▸ What to produce:
Output the entries that follow character for character. Leave every image out.

:: Data provided

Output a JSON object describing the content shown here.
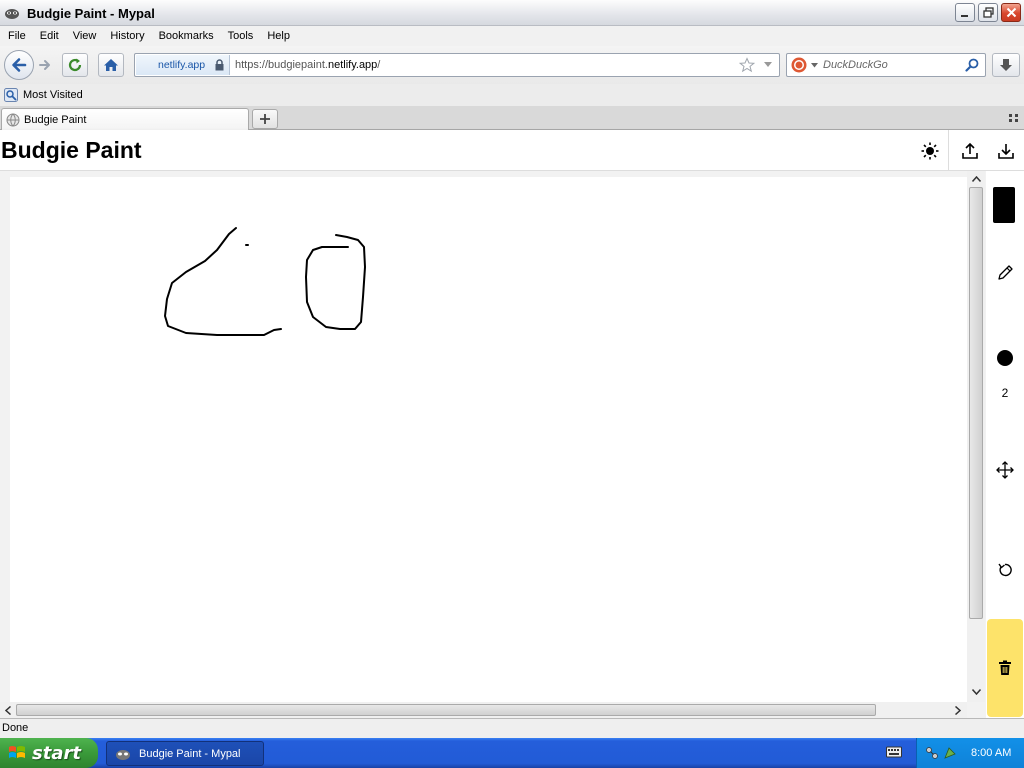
{
  "window": {
    "title": "Budgie Paint - Mypal",
    "minimize": "minimize",
    "restore": "restore",
    "close": "close"
  },
  "menu": [
    {
      "label": "File",
      "accel": "F"
    },
    {
      "label": "Edit",
      "accel": "E"
    },
    {
      "label": "View",
      "accel": "V"
    },
    {
      "label": "History",
      "accel": "H"
    },
    {
      "label": "Bookmarks",
      "accel": "B"
    },
    {
      "label": "Tools",
      "accel": "T"
    },
    {
      "label": "Help",
      "accel": "H"
    }
  ],
  "nav": {
    "site_identity": "netlify.app",
    "url_prefix": "https://budgiepaint.",
    "url_domain": "netlify.app",
    "url_suffix": "/",
    "search_placeholder": "DuckDuckGo"
  },
  "bookmarks": {
    "most_visited": "Most Visited"
  },
  "tabs": [
    {
      "label": "Budgie Paint"
    }
  ],
  "app": {
    "title": "Budgie Paint",
    "brush_size": "2",
    "current_color": "#000000",
    "delete_color": "#fde36a"
  },
  "status": {
    "text": "Done"
  },
  "taskbar": {
    "start_label": "start",
    "task_label": "Budgie Paint - Mypal",
    "clock": "8:00 AM"
  }
}
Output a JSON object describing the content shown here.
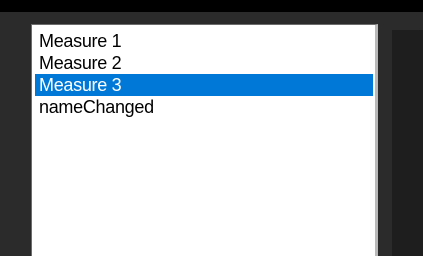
{
  "listbox": {
    "items": [
      {
        "label": "Measure 1",
        "selected": false
      },
      {
        "label": "Measure 2",
        "selected": false
      },
      {
        "label": "Measure 3",
        "selected": true
      },
      {
        "label": "nameChanged",
        "selected": false
      }
    ]
  },
  "colors": {
    "selection": "#0078d7",
    "background": "#2b2b2b"
  }
}
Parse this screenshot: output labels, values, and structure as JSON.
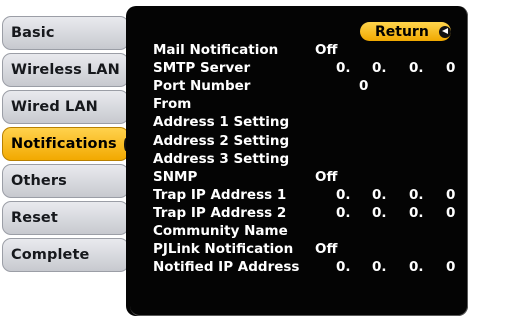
{
  "menu": {
    "items": [
      {
        "label": "Basic"
      },
      {
        "label": "Wireless LAN"
      },
      {
        "label": "Wired LAN"
      },
      {
        "label": "Notifications"
      },
      {
        "label": "Others"
      },
      {
        "label": "Reset"
      },
      {
        "label": "Complete"
      }
    ]
  },
  "panel": {
    "return_label": "Return",
    "rows": [
      {
        "label": "Mail Notification",
        "value": "Off"
      },
      {
        "label": "SMTP Server",
        "ip": [
          "0.",
          "0.",
          "0.",
          "0"
        ]
      },
      {
        "label": "Port Number",
        "value": "0"
      },
      {
        "label": "From",
        "value": ""
      },
      {
        "label": "Address 1 Setting",
        "value": ""
      },
      {
        "label": "Address 2 Setting",
        "value": ""
      },
      {
        "label": "Address 3 Setting",
        "value": ""
      },
      {
        "label": "SNMP",
        "value": "Off"
      },
      {
        "label": "Trap IP Address 1",
        "ip": [
          "0.",
          "0.",
          "0.",
          "0"
        ]
      },
      {
        "label": "Trap IP Address 2",
        "ip": [
          "0.",
          "0.",
          "0.",
          "0"
        ]
      },
      {
        "label": "Community Name",
        "value": ""
      },
      {
        "label": "PJLink Notification",
        "value": "Off"
      },
      {
        "label": "Notified IP Address",
        "ip": [
          "0.",
          "0.",
          "0.",
          "0"
        ]
      }
    ]
  }
}
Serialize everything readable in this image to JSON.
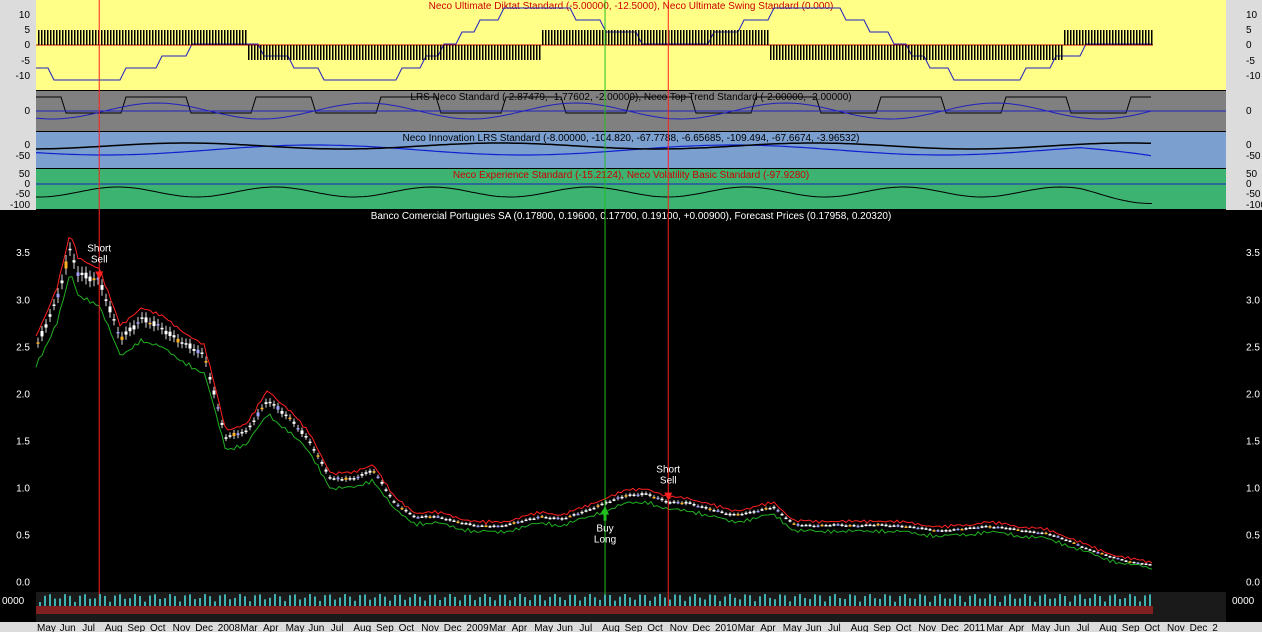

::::

▸ Result of the task:
Output a JSON object describing the content shown here.
{
  "window": {
    "title": "Budgie Paint - Mypal",
    "minimize": "minimize",
    "restore": "restore",
    "close": "close"
  },
  "menu": [
    {
      "label": "File",
      "accel": "F"
    },
    {
      "label": "Edit",
      "accel": "E"
    },
    {
      "label": "View",
      "accel": "V"
    },
    {
      "label": "History",
      "accel": "H"
    },
    {
      "label": "Bookmarks",
      "accel": "B"
    },
    {
      "label": "Tools",
      "accel": "T"
    },
    {
      "label": "Help",
      "accel": "H"
    }
  ],
  "nav": {
    "site_identity": "netlify.app",
    "url_prefix": "https://budgiepaint.",
    "url_domain": "netlify.app",
    "url_suffix": "/",
    "search_placeholder": "DuckDuckGo"
  },
  "bookmarks": {
    "most_visited": "Most Visited"
  },
  "tabs": [
    {
      "label": "Budgie Paint"
    }
  ],
  "app": {
    "title": "Budgie Paint",
    "brush_size": "2",
    "current_color": "#000000",
    "delete_color": "#fde36a"
  },
  "status": {
    "text": "Done"
  },
  "taskbar": {
    "start_label": "start",
    "task_label": "Budgie Paint - Mypal",
    "clock": "8:00 AM"
  }
}
Output a JSON object describing the content shown here.
{
  "listbox": {
    "items": [
      {
        "label": "Measure 1",
        "selected": false
      },
      {
        "label": "Measure 2",
        "selected": false
      },
      {
        "label": "Measure 3",
        "selected": true
      },
      {
        "label": "nameChanged",
        "selected": false
      }
    ]
  },
  "colors": {
    "selection": "#0078d7",
    "background": "#2b2b2b"
  }
}
Parse this screenshot: output labels, values, and structure as JSON.
{
  "menu": {
    "items": [
      {
        "label": "Basic"
      },
      {
        "label": "Wireless LAN"
      },
      {
        "label": "Wired LAN"
      },
      {
        "label": "Notifications"
      },
      {
        "label": "Others"
      },
      {
        "label": "Reset"
      },
      {
        "label": "Complete"
      }
    ]
  },
  "panel": {
    "return_label": "Return",
    "rows": [
      {
        "label": "Mail Notification",
        "value": "Off"
      },
      {
        "label": "SMTP Server",
        "ip": [
          "0.",
          "0.",
          "0.",
          "0"
        ]
      },
      {
        "label": "Port Number",
        "value": "0"
      },
      {
        "label": "From",
        "value": ""
      },
      {
        "label": "Address 1 Setting",
        "value": ""
      },
      {
        "label": "Address 2 Setting",
        "value": ""
      },
      {
        "label": "Address 3 Setting",
        "value": ""
      },
      {
        "label": "SNMP",
        "value": "Off"
      },
      {
        "label": "Trap IP Address 1",
        "ip": [
          "0.",
          "0.",
          "0.",
          "0"
        ]
      },
      {
        "label": "Trap IP Address 2",
        "ip": [
          "0.",
          "0.",
          "0.",
          "0"
        ]
      },
      {
        "label": "Community Name",
        "value": ""
      },
      {
        "label": "PJLink Notification",
        "value": "Off"
      },
      {
        "label": "Notified IP Address",
        "ip": [
          "0.",
          "0.",
          "0.",
          "0"
        ]
      }
    ]
  }
}
Serialize everything readable in this image to JSON.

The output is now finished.